During the past two weekends’ festive celebrations, I am sure most of you would have either participated in celebrations in the form of fireworks, or at least heard the continuous loud bangs from your homes. While fireworks are indeed spectacular, we need to take a step back to consider the risks and impacts which come with the excitement.

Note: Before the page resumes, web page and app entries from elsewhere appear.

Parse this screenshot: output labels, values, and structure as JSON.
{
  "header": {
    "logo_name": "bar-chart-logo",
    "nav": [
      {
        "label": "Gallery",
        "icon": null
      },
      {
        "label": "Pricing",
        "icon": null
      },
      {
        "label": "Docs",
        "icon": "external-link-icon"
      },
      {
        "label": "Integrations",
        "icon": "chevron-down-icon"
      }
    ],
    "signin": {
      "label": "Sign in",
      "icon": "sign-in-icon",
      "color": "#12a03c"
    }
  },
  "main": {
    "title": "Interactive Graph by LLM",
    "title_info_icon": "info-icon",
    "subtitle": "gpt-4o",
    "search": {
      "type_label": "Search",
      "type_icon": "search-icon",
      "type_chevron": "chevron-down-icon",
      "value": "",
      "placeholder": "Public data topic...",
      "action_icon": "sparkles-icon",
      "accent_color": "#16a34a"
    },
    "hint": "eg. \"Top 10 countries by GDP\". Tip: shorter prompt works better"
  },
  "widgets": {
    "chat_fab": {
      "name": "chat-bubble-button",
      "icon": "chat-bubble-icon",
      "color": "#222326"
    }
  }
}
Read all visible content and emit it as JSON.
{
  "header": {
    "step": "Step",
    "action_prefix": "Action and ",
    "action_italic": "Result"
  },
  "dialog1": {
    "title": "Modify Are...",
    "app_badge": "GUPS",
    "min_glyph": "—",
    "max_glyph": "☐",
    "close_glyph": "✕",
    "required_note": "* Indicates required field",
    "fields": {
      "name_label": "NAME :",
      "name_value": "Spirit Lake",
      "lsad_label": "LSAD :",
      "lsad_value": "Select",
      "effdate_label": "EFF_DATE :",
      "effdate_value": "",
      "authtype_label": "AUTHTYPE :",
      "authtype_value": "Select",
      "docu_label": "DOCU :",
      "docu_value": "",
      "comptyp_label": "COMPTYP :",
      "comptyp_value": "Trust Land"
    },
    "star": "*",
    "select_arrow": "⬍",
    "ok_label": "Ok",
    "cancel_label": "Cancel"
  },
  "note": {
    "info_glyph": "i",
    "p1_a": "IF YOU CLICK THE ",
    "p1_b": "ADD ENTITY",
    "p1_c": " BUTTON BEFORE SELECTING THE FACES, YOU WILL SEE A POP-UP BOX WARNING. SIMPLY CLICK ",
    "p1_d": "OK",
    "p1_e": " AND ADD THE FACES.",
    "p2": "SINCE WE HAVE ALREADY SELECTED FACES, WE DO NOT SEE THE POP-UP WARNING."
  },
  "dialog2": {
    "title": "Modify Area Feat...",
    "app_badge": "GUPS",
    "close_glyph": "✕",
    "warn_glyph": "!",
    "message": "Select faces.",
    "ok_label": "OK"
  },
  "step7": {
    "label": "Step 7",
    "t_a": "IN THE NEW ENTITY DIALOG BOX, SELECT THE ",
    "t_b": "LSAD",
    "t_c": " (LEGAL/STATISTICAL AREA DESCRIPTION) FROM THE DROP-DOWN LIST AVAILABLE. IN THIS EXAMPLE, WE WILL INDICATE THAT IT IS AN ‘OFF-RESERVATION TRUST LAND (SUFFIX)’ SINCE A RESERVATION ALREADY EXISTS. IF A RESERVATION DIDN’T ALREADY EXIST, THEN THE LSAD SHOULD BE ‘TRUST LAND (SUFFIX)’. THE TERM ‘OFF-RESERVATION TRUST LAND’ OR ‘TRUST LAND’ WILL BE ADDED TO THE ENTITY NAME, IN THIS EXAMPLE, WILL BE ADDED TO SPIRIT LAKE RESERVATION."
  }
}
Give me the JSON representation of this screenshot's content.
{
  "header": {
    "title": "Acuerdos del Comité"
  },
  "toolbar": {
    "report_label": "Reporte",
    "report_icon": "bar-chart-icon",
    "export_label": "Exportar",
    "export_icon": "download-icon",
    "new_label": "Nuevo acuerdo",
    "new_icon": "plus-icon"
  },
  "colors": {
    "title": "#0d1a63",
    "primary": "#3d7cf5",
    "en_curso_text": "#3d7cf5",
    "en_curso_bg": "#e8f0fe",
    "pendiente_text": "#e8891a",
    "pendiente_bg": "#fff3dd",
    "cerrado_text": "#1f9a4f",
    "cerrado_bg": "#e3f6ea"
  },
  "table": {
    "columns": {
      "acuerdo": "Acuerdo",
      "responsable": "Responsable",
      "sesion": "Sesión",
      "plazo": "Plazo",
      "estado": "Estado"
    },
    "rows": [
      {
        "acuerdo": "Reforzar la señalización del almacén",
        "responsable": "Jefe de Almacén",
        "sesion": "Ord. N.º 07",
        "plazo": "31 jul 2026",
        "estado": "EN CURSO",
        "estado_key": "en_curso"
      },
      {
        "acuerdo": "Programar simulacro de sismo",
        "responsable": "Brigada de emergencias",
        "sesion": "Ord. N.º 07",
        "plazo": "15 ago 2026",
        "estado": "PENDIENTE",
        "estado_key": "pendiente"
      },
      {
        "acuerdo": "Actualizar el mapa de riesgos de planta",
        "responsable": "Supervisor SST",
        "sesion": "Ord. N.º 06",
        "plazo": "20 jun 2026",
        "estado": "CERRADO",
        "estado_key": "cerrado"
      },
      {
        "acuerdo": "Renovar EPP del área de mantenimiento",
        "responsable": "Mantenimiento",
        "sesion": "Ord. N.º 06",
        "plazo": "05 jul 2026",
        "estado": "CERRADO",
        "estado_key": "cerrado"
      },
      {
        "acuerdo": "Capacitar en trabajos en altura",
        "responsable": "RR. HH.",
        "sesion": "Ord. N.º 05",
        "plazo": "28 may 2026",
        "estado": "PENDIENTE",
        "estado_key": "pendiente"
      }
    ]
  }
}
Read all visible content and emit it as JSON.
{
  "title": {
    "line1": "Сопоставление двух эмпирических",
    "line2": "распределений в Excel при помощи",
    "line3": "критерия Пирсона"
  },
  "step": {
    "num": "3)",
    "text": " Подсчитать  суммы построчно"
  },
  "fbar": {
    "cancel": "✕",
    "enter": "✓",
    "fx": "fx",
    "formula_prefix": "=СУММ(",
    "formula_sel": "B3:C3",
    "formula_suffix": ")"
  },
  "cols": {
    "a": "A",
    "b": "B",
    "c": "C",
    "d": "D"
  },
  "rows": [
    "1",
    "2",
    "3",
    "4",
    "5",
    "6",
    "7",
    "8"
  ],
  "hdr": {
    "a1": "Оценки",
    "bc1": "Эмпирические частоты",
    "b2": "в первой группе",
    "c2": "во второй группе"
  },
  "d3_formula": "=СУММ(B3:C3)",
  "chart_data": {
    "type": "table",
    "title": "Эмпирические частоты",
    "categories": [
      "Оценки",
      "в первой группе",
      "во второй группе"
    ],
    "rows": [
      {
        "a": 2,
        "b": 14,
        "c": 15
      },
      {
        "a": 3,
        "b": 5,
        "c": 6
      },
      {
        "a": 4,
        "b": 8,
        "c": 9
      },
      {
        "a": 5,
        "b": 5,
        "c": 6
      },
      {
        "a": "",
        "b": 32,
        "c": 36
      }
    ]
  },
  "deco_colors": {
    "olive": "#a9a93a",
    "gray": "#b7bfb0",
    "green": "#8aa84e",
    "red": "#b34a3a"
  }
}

Putting on firework displays, especially private ones, runs the risk of physical injury. According to the NHS, in 2020/21, there were more than 100 hospital admissions of people injured by fireworks. And according to Children’s Burns Trust, over 550 children under 16 are taken to the A&E in the four weeks surrounding bonfire night alone. Most of these injuries happen at private displays, as there is no professional staff to handle safety issues, and for public organised displays, families who attend would be far away from the actual hazard. Parents may consider giving children sparklers as a safer alternative, this is a common misunderstanding. Sparklers can reach 2000°C and should not be handled without safety gloves. Any type of fireworks will endanger the people around them.

The sound of fireworks are often compared to gunshots, while they are rarely aimed to harm anyone, the sound alarms the whole neighbourhood, frightening some people, and animals, in particular, dogs, possibly traumatising them. When the symphony of fireworks continues on and on for hours, they often bother people who aren’t participating, heavily disturbing people who are sensitive to noise.  When asked to comment on her thoughts on fireworks, 16-year-old Elizabeth Gbedemah has said that they are “loud”, which “startle a lot of people” and “scare dogs and other animals”. This goes to show that ordinary people are concerned with the impacts of the noise caused by fireworks.

It isn’t just these immediate dangers and impacts, there are long-term consequences to fireworks. They cause air and water pollution. According to Earth.org, fireworks release carbon monoxide, particulates, sulphur dioxide, and nitric oxides, which link to acid rain and lung diseases, into the atmosphere. Fireworks also contain perchlorate which can affect the function of the thyroid gland. These pollutants can cause severe consequences on the ecosystem by altering the pH of soil and water. Fireworks contribute to microplastic pollution in water, with evidence of an increase of microplastic content in Thames River by 1000% after the 2020 new year’s eve firework display within 24 hours. Pollution caused by fireworks is absolutely unnecessary, and with today’s environmental issues, can we really afford any more unnecessary damages to the environment?

If you must celebrate with fireworks, Children’s Burns Trust on their webpage urges people to only attend organised displays as you would be keeping a safe distance from the fireworks. You would get to enjoy the show without the fear of your children getting burned when they run around in excitement. This would also limit the environmental impact of firework as there would only be a limited number of firework displays being held.

So next time, before you decide to put on a firework in your backyard, please consider the question, are the short-lived moments of sparks really worth endangering yourself, your loved ones, and the environment?